This is on our first full day. We were in the town of Sevastopol, Ukraine.  It is considered the tourist destination of Ukraine since it is on the Black Sea.  It truly was a beautiful town and area. 


Above are some pictures from the orphanage the first day we got to visit.  The outside areas were very run down and dilapidated.  There are two orphanages in this one city and the one we were at - "Orphanage #2" is the one where the "bad kids" get sent and so it receive minimal care and funding.  We got to spend some time with the younger girls there.  They all share one bedroom with a bunch of toddler size beds and one community room right outside of it. As you can see from the picture, maybe, only one of the girls even resembles a toddler and she actually isn't one.  I do not know how they sleep in those beds.  The bedroom pictured is one of the older boys rooms.  Once they hit a certain age they move into a dorm style room, only about 1/4 of the size of a dorm room.

The next day, we got to work giving the play equipment and little tlc.  The kids were constantly coming and taking the paint brushes out of our hands and copying us.  Despite the language barrier, they were quite efficient at letting us know they were going to help! See that paint can in the far right picture? Take a gooood look at it.  Memorize what it looks like.  If you ever see it, turn around and run the other direction.  It was pretty much colored glue that will make you high.  And stick to everything it gets close to. Including hair. A month later, I still have memories of that backboard in my hair. 

 ok i'm giving up on trying to put these pictures in any kind of format! That afternoon, the kids put on a play for us and then threw a party afterwards.  Apparently, this is a once a year kind of deal and all of the kids look forward to it.  They had a blast! Pure joy was on everyone's face as they danced and sang and dragged us in to join them.

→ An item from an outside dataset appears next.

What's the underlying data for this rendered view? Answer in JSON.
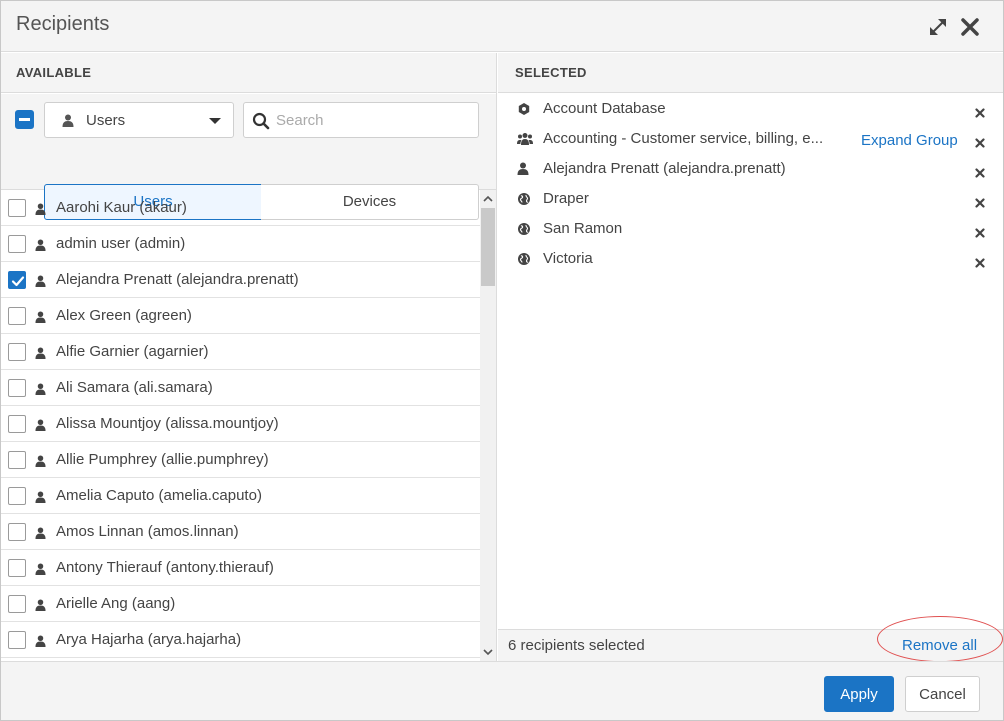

One evening, we got to meet up with some girls who had aged out of the orphanage.  They took us to this little town right on the Black Sea.  We hiked up to the top of this "hill" following these ruins that date back to 100 A.D.  Don't ask me what they are ruins of - haven't a clue.  And apparently neither does anyone there.

No matter what they are from, the view was gorgeous! This is the Black Sea. How beautiful.

Since my wonderful husband was our photographer, he didn't make many shots; but we had to take one in front of this view!

 The next day, we went to the donkey farm. Yes, the donkey farm. It was a wonderful day spent with the kids, eating, riding donkeys, making crafts and hiking - more hiking. No wonder these kids are so skinny. Notice, the older lady in the picture just standing on the cliff like it's no big deal - no 5,000 ft. drop there behind you or anything. And then there's me. glued to the side of the rock as far away from the edge as possible.  In my defense, my shoes are old and have hardly any tread on them...
 This poor little girl has the same hair as me. She was a precious thing who wasn't afraid of anything! And who obviously isn't fond of pictures. She was so cute - she would turn around and give me her hand to help me up the steep parts. ha. sad, i know.

 And here is the last day.  the kids love their new playground equipment! The younger ones went straight for the swings and the older ones loved the volleyball net.  Something so small for us, yet is probably the best thing they'll get all year.

Crying. That pretty much sums up the last day.  Saying goodbye to kids we had only met a week ago, yet who had opened up their lives and hearts to us simply because we were willing to spend time with them.  They had no idea why we were there.  They didn't know we were simply sharing God's love with them.  I pray that the Holy Spirit will move in their hearts so that they may know Him and His love, that is so much greater than any joy we could give to them.  That was probably the hardest part of the whole week for me.  Spending this time with them, only to turn around and leave without sharing the gospel with them.  The language barrier and politics stopped us from verbalizing God to them, but hopefully our  service and love sparked their curiosity and planted a seed.